Segment Start: EXERCISE INPUT

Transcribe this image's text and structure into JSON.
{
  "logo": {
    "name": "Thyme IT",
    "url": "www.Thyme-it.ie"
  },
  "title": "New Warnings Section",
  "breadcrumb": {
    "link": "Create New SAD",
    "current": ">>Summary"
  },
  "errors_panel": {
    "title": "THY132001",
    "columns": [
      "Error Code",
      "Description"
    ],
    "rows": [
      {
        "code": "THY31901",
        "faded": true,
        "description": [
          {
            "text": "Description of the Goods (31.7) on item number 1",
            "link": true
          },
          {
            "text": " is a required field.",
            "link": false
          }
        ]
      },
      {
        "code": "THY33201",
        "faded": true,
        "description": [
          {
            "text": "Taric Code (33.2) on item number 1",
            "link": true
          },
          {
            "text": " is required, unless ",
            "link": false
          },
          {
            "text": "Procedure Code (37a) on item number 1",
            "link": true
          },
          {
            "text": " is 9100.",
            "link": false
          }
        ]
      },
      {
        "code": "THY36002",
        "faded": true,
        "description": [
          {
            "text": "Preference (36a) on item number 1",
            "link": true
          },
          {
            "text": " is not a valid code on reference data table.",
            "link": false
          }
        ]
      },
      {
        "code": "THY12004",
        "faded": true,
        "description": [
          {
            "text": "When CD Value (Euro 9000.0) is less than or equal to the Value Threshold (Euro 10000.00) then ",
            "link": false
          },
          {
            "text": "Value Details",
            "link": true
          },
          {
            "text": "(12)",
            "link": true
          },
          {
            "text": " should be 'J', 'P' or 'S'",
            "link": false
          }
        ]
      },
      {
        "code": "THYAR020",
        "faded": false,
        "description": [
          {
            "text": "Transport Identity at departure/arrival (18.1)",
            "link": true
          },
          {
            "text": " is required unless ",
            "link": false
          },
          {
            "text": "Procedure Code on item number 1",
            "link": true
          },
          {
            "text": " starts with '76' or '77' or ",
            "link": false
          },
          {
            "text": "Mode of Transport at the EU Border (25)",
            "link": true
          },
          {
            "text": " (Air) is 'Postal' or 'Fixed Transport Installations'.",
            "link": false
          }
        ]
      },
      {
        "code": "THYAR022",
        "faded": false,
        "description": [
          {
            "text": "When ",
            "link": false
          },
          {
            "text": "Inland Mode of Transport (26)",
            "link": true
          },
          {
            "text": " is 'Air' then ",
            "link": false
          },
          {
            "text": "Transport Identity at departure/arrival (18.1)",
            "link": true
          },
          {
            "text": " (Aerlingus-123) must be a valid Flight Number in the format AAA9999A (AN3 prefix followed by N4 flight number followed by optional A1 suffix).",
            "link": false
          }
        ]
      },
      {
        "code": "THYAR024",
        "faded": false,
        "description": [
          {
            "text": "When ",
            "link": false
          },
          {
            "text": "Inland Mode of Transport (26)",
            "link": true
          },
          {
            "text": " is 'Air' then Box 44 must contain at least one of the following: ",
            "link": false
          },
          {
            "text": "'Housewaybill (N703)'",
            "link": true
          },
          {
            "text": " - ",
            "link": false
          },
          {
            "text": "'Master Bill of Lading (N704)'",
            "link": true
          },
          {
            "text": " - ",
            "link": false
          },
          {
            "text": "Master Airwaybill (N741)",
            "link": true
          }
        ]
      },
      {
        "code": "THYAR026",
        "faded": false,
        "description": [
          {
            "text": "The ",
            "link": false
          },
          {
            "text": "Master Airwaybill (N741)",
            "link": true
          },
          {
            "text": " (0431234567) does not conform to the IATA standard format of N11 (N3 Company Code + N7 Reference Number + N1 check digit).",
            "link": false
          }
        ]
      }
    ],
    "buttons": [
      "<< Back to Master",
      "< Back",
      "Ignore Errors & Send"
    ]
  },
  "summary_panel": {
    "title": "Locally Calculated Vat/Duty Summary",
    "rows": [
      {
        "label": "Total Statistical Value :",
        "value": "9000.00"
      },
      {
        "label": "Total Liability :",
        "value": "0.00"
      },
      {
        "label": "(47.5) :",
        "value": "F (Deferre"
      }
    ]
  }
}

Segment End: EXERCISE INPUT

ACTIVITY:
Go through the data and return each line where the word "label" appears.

RESPONSE AREA:
        "label": "Total Statistical Value :",
        "label": "Total Liability :",
        "label": "(47.5) :",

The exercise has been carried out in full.